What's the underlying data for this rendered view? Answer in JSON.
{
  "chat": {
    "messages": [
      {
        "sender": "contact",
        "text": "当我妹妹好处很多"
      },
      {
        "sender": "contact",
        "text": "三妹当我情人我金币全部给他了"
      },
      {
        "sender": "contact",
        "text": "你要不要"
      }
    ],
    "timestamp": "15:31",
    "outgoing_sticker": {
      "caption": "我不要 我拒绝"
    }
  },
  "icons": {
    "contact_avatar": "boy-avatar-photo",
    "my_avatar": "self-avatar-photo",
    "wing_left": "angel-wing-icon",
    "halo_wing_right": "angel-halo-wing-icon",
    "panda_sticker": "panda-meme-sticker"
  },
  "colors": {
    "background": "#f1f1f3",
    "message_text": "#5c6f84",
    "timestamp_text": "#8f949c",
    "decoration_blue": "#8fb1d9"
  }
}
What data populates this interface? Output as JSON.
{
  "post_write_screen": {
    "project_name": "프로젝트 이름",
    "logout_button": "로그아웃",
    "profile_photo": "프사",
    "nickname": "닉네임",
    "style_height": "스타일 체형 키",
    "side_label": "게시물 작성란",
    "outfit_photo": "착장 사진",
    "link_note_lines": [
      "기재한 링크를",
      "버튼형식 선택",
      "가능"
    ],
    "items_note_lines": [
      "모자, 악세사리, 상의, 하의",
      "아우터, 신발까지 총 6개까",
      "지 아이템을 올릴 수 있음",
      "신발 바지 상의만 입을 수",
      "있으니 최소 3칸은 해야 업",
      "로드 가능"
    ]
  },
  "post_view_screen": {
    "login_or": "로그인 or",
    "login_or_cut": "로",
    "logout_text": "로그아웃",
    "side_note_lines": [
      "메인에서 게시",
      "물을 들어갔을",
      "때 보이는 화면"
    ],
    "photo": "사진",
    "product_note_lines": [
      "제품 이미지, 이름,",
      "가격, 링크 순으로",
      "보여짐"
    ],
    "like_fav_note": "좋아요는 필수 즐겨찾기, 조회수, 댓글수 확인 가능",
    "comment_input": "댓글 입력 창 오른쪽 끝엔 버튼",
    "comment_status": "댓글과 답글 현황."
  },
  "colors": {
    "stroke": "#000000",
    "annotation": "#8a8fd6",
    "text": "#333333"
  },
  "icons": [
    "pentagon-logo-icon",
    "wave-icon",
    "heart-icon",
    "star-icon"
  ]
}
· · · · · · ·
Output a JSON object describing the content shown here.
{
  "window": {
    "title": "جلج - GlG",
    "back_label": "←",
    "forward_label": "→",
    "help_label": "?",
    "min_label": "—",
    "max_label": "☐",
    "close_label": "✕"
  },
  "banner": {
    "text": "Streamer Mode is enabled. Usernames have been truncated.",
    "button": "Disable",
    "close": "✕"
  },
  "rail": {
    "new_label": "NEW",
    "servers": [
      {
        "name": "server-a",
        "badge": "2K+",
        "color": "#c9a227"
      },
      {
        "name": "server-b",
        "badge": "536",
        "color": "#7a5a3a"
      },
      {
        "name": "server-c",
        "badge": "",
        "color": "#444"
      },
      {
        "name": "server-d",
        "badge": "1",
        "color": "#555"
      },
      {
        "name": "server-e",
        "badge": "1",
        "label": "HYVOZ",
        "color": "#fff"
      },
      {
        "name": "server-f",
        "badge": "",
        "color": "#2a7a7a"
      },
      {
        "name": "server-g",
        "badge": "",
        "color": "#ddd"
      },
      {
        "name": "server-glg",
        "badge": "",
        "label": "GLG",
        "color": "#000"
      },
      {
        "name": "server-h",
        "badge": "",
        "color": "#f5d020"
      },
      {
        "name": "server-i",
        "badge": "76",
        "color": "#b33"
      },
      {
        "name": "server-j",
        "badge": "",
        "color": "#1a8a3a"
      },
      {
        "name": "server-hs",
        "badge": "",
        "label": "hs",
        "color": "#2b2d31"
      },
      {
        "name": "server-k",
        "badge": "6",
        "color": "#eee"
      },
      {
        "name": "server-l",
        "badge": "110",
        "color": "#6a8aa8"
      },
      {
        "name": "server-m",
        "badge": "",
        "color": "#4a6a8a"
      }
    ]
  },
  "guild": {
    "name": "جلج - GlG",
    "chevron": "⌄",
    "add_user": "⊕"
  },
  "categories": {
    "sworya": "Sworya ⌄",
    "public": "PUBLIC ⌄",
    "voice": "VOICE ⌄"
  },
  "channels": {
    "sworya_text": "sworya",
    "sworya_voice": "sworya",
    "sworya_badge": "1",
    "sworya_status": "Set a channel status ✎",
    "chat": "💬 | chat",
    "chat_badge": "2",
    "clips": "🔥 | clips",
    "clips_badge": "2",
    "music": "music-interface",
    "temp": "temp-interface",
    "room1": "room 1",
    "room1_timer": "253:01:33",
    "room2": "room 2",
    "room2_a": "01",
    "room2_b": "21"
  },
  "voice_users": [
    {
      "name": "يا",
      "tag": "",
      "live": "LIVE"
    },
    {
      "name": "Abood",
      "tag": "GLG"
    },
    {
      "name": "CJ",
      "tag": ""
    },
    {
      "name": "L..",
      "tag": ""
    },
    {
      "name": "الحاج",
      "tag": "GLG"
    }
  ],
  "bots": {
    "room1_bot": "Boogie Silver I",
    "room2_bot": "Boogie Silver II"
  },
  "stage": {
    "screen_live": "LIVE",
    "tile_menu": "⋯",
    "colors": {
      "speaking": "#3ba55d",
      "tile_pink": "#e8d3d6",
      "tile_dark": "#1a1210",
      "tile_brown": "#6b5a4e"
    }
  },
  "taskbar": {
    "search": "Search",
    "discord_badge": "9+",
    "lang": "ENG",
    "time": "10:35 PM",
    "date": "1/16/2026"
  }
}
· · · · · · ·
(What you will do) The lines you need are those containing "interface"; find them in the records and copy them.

(Exercise solution)
What data populates this interface? Output as JSON.
    "music": "music-interface",
    "temp": "temp-interface",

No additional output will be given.